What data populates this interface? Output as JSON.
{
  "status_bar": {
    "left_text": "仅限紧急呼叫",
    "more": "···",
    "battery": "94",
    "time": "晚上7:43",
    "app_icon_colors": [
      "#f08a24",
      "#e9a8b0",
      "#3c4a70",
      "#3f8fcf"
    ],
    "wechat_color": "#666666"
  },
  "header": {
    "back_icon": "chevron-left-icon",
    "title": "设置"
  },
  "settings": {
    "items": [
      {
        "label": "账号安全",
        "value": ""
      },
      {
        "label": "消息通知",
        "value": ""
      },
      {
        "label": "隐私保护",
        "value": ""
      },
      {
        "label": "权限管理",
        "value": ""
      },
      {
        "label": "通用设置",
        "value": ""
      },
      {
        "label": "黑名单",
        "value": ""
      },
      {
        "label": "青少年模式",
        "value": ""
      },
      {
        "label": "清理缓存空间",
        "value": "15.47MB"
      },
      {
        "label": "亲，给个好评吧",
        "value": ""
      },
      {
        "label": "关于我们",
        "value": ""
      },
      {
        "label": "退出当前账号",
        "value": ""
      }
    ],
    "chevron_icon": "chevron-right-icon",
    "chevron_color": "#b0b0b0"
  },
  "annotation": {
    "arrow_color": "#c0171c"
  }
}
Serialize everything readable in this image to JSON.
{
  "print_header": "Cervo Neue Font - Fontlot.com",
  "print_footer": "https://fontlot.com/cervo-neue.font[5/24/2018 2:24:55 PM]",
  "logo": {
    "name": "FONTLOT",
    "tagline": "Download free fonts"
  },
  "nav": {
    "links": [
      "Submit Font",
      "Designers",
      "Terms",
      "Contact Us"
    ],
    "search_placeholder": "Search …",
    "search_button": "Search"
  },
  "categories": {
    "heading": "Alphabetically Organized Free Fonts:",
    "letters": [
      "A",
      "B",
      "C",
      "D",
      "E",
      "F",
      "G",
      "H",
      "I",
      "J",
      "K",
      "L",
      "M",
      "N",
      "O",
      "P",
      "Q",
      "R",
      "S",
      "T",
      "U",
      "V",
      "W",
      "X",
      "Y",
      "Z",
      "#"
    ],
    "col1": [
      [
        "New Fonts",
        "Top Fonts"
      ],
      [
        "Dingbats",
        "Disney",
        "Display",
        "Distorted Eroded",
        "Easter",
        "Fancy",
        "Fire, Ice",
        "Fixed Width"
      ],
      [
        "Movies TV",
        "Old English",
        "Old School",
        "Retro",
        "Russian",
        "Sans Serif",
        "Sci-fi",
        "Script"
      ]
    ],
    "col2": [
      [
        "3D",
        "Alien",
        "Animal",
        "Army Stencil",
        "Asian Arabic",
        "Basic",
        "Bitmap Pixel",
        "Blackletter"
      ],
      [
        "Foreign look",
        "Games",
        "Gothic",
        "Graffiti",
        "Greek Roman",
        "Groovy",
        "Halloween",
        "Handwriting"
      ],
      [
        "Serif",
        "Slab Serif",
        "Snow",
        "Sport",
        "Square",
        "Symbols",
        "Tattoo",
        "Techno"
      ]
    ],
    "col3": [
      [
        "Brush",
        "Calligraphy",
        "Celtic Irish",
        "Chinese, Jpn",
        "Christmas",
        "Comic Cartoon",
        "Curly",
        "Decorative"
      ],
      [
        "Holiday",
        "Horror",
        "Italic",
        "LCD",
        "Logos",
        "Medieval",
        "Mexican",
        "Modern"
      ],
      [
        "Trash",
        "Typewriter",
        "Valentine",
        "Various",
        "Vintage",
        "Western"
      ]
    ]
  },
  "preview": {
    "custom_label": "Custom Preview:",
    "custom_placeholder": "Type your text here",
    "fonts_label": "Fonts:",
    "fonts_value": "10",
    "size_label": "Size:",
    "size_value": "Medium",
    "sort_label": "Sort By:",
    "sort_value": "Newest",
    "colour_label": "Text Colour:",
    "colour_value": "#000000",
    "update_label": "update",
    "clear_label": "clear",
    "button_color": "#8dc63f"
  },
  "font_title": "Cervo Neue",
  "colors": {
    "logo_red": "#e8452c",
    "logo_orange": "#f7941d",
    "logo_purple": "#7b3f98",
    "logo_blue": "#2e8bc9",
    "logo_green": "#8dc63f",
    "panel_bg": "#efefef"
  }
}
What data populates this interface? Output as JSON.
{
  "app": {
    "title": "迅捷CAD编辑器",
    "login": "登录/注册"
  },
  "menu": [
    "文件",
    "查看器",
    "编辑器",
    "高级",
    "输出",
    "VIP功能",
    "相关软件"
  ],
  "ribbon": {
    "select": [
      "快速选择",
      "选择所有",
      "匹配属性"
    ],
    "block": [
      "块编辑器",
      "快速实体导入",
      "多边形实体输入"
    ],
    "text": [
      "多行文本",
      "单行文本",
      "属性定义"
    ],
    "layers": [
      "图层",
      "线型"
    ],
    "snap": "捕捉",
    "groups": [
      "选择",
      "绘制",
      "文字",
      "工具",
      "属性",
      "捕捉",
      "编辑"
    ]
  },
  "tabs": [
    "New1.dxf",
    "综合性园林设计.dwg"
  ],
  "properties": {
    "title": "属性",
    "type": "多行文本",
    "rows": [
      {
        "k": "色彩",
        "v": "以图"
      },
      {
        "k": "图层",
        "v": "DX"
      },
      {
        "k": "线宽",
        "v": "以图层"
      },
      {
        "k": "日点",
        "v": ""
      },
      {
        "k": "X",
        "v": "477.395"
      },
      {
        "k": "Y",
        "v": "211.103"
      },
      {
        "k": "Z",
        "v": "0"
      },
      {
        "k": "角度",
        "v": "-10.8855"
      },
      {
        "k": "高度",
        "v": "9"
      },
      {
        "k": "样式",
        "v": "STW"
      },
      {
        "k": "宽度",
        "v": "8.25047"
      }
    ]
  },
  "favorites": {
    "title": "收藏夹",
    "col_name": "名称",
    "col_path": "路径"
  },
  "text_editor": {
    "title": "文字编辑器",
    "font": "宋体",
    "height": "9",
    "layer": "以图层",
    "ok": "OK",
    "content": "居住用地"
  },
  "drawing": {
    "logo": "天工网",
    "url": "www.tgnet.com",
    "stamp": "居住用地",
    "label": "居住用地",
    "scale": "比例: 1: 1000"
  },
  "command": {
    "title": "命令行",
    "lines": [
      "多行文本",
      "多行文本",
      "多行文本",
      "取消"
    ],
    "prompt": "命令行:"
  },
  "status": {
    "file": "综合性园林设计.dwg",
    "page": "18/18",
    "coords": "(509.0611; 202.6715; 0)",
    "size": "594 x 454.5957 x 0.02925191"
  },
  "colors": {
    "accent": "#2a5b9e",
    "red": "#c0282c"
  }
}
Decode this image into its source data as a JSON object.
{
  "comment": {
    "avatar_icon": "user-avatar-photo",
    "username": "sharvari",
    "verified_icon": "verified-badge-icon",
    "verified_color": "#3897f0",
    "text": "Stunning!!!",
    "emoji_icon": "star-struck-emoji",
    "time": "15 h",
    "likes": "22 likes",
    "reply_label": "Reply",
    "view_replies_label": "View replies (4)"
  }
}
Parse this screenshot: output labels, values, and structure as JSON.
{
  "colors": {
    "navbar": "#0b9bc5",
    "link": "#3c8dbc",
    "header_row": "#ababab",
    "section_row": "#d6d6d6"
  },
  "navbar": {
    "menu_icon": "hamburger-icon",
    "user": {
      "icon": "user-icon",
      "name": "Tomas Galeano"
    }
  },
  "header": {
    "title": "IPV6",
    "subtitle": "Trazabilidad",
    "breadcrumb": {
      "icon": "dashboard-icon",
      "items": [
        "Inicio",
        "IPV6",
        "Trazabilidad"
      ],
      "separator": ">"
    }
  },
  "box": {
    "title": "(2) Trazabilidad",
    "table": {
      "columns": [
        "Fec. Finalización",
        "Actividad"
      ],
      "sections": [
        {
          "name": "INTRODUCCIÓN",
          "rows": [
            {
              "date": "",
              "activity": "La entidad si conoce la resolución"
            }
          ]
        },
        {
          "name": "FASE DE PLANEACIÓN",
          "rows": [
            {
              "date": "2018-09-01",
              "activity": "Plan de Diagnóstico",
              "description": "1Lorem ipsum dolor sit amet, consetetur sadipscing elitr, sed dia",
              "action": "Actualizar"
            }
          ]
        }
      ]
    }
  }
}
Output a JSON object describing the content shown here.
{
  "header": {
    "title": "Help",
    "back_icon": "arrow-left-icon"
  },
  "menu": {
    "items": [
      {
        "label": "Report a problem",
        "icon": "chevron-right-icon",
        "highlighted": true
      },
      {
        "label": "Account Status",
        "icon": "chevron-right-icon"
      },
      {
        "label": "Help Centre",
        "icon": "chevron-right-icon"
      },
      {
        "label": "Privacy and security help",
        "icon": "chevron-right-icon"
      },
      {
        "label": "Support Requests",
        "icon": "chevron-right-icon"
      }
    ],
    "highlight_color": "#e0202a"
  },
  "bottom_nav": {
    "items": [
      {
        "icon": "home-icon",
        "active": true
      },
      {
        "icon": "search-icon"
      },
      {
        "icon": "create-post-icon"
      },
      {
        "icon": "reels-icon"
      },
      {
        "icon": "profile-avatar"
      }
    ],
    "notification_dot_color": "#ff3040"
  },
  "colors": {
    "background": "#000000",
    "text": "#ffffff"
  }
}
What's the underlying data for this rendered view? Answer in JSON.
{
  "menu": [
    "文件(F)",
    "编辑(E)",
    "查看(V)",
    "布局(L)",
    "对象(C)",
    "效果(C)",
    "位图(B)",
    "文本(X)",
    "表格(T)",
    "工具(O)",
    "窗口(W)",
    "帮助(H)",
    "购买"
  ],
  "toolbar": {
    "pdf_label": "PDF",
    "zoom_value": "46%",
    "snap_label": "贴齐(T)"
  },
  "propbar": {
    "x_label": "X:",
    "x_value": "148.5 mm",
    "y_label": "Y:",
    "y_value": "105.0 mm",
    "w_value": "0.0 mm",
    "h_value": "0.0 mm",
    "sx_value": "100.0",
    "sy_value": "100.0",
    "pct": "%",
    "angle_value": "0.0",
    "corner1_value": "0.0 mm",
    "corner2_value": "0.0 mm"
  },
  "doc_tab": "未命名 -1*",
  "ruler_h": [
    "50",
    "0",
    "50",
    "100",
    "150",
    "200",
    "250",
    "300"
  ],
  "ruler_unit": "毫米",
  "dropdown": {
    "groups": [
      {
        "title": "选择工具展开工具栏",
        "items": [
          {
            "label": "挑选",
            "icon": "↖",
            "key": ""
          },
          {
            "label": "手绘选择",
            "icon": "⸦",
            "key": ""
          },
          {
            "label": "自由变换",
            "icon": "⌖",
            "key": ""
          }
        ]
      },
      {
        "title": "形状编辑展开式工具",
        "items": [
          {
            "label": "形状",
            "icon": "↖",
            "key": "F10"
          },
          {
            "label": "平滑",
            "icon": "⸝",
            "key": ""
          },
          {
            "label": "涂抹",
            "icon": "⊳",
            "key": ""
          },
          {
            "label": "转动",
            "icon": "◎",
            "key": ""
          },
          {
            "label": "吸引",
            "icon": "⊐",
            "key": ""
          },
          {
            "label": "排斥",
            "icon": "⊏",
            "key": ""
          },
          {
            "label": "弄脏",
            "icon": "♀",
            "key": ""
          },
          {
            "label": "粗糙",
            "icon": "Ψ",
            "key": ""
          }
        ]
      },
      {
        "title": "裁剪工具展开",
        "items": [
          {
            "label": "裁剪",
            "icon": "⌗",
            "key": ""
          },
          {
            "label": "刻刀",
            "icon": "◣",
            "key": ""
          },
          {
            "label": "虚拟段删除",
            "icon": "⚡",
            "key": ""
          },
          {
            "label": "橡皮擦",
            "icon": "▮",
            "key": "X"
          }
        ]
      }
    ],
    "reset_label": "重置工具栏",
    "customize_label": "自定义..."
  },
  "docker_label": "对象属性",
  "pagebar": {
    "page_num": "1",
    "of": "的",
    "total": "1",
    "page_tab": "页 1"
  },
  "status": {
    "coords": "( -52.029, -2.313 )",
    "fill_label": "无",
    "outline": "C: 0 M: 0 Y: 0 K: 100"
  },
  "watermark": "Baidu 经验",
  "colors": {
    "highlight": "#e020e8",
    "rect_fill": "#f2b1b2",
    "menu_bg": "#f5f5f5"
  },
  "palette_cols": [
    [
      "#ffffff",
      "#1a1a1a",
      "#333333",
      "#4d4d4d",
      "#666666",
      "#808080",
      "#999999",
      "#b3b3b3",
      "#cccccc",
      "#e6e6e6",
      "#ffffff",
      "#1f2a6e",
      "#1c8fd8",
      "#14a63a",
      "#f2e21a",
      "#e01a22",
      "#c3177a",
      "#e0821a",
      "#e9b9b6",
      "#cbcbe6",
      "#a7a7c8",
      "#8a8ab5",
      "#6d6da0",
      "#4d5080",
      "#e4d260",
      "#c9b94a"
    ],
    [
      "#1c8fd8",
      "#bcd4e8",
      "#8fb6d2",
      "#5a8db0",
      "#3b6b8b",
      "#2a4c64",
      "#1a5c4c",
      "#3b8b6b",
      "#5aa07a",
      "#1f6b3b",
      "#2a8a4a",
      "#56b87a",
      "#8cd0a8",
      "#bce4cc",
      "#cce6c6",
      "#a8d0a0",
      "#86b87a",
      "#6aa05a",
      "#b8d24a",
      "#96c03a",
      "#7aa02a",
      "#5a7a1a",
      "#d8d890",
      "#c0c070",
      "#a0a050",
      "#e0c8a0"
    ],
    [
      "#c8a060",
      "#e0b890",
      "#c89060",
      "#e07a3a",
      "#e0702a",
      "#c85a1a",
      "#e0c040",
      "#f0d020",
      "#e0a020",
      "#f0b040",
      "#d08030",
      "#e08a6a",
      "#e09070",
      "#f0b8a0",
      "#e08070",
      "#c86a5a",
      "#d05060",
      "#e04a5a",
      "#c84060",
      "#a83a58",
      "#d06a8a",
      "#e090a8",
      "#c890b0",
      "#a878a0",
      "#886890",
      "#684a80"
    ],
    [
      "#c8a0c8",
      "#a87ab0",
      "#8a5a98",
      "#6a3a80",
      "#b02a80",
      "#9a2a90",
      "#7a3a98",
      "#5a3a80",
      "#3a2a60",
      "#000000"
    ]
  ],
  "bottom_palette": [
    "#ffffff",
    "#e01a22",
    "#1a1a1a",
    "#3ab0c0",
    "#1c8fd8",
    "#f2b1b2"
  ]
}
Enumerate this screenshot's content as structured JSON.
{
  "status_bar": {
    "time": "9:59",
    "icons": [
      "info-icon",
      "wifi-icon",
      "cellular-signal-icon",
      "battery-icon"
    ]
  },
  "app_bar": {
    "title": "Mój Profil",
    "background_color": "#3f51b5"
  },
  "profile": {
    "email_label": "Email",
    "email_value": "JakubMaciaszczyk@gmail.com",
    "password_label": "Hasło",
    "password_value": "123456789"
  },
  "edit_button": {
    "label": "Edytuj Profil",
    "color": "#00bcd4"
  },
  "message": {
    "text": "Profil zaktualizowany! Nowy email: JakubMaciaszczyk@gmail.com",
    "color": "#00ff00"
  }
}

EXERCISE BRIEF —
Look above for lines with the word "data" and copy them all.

REPLY —
What data populates this interface? Output as JSON.
What data populates this interface? Output as JSON.
Decode this image into its source data as a JSON object.
What's the underlying data for this rendered view? Answer in JSON.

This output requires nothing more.